Thankful for the new friends I made after a season of loneliness.
For finally recovering from that horrible illness.
And so it goes.
Obviously, we should give thanks for those things! But how often do we give thanks for things that haven’t worked out yet? For seasons of difficulty and uncertainty?
Trip to the Mailbox
One of my first lessons in thanking God through difficulty came sophomore year in college. At the time I worked a couple part-time jobs to pay for my own groceries, gas and some bills. I regularly scraped the bottom of my bank account. This hardly made me unique as a student. Still, you never get over the dread of realizing you can’t drive to church because you can’t afford gas, or can’t buy breakfast for a week because you’re out of money.
One day I was in such a bind. I went to check my mailbox, probably as a distraction from the dozens of worries raging in my head. In the mail was a card from a fellow church member back home. It contained a simple note of encouragement and a $20 bill. Just enough to get me through.
Even though I don’t remember the details of what tests, papers or payments were looming ahead, I know it was hard and I was worried. But it was the difficulty and uncertainty that made that blessing so sweet when it came.
I’m thankful for that week.
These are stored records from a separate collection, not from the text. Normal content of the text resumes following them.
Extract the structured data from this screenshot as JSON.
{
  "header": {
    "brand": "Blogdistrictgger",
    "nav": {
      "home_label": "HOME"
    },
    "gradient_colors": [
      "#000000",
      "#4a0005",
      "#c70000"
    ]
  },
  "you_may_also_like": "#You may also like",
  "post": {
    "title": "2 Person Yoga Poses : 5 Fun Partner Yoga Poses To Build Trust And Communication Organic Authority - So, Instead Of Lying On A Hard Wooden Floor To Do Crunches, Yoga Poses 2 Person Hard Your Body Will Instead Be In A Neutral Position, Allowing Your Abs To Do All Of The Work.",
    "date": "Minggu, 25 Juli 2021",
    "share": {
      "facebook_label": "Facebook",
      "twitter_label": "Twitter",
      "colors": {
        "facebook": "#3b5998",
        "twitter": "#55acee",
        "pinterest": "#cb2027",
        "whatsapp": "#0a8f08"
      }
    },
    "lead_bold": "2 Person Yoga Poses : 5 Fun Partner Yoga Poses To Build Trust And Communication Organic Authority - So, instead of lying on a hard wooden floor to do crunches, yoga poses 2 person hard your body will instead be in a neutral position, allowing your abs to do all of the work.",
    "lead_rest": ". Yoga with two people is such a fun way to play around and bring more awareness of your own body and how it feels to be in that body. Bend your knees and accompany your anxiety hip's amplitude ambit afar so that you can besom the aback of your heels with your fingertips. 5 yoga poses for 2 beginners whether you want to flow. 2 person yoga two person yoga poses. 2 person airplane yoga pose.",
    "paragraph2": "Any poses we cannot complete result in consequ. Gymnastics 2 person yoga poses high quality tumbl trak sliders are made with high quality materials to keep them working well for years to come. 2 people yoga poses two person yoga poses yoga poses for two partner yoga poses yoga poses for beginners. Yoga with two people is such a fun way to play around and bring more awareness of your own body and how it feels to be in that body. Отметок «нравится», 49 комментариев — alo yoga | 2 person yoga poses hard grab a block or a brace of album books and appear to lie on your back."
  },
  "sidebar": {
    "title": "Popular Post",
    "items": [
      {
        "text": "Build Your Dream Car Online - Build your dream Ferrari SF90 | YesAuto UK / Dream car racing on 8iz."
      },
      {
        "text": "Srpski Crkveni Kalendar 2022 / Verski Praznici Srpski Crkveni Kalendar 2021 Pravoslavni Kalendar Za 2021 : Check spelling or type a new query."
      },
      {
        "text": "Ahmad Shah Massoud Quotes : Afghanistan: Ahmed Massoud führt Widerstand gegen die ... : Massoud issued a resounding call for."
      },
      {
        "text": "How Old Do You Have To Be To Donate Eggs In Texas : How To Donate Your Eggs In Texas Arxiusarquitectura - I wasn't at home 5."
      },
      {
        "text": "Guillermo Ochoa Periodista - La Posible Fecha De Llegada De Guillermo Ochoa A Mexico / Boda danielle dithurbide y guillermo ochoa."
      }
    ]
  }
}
Now. At the time, I was hardly praising God for my empty wallet. The thanks came after my trip to the mailbox. But they should have come before. If I had trusted God, I would have known that the temporary trial would only serve to bring me closer to him and strengthen my faith, as it did.
Thanking Him Now
You’d think I’d know better today, years later. But that lesson is still hard to apply.
In this season, I find myself on the cusp of the next phase in life. What’s coming is fuzzy. The details aren’t worked out. I don’t have a firm plan or a timeline. In fact, I have a lot of questions that aren’t being answered as quickly as I’d like, and some days, I want to panic.
What should I be doing instead? Thanking God, according to my own testimony. For what, though? The difficulty of right now? Uncertainty about the future? As I’m learning once again, the answer is yes.
So this Thanksgiving, like all the others, I’ll open my diary and scrawl the things I’m thankful for. At some point during the day, relatives might take turns giving thanks for our blessings. But instead of listing only the things I wanted to happen, or the things that are already neatly resolved, I’ll give thanks for right now. The struggles. The uncertainty.
Because I know a time will come when I will look back in awe at the perfection of God’s plan, and I’ll wish I’d thanked him sooner.